That’s not possible. But that hasn’t stopped Demps from attempting to return kickoffs from deep in the end zone. Generally speaking, he’s been rewarded for his fearlessness. Demps is fourth in the NFL in kickoff return average and the Kansas City Chiefs are fourth in the league in average starting field position after a kickoff.
Occasionally, Demps will get caught inside the 20 on kickoff returns, but his decision-making is generally solid and he should continue with his bold choices on returns.
Demps said he’s following the orders of special teams coordinator Dave Toub.
“Coach told us to be aggressive, me and (punt returner Dexter McCluster)," Demps said. “That’s what I’m doing, being aggressive. It’s kind of the flow of the game. Sometimes I won’t bring it out, sometimes I will, depending on whether we need a spark or not.
“With the new rule, you have no option. Otherwise, you’d be taking a knee every time."
Demps was referring to the rule that put the spot of the kickoffs back to the 40. Many kickoffs go into the end zone, some deep into the end zone. Some teams aren’t shy about bringing some of those out and the Chiefs are one of them.
“If it’s nine (yards) deep and he’s chasing the ball or going backward or he has to run laterally far for the ball and he knows that’s taking too much time, he’s going to stay in," Toub said. “But if it’s a low trajectory ball and he’s getting it sometime eight or nine yards deep, he knows the coverage is not all the way down there, we’re going to come out with those.’’
Occasionally, Demps hasn’t made it out to the 20. Short of that, the decision to leave the end zone is a bad one. The Chiefs started last week’s game against the Cleveland Browns on their 12 after Demps returned the kick from six yards deep.

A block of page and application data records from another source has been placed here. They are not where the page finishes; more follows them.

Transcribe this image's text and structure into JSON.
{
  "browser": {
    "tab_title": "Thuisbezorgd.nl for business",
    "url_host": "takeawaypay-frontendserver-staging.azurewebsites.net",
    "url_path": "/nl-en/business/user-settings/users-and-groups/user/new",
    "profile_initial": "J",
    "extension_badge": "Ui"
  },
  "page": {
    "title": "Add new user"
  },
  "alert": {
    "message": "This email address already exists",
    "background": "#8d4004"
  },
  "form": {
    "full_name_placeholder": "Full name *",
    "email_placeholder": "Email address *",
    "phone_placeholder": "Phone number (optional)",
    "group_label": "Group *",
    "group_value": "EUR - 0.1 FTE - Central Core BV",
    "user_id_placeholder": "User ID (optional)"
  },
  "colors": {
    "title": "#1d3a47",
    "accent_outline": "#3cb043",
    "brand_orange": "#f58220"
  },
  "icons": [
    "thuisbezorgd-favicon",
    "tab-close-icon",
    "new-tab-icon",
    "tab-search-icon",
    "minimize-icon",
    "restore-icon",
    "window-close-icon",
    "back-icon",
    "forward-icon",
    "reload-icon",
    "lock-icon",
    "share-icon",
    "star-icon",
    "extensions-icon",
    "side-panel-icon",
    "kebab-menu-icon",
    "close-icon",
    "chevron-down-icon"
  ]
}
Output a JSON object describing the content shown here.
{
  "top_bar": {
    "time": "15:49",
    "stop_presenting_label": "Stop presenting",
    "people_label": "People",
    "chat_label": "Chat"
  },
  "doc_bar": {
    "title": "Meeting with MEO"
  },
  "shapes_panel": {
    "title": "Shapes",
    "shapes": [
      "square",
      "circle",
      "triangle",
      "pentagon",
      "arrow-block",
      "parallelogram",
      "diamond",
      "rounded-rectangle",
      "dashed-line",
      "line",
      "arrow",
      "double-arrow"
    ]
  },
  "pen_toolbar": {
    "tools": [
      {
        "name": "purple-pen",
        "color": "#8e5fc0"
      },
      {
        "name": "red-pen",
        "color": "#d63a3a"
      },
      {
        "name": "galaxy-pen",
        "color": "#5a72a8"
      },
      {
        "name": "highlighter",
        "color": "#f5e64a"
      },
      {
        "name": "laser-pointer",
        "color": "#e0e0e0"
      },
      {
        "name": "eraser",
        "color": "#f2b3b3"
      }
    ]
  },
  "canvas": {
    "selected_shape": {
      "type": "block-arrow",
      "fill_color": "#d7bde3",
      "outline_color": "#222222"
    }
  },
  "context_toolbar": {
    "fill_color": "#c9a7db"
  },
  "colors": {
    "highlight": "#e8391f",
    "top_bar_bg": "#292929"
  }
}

"That was because of (lousy) blocking," Toub said. "That was not because Demps came out. It wasn’t his decision that hurt us."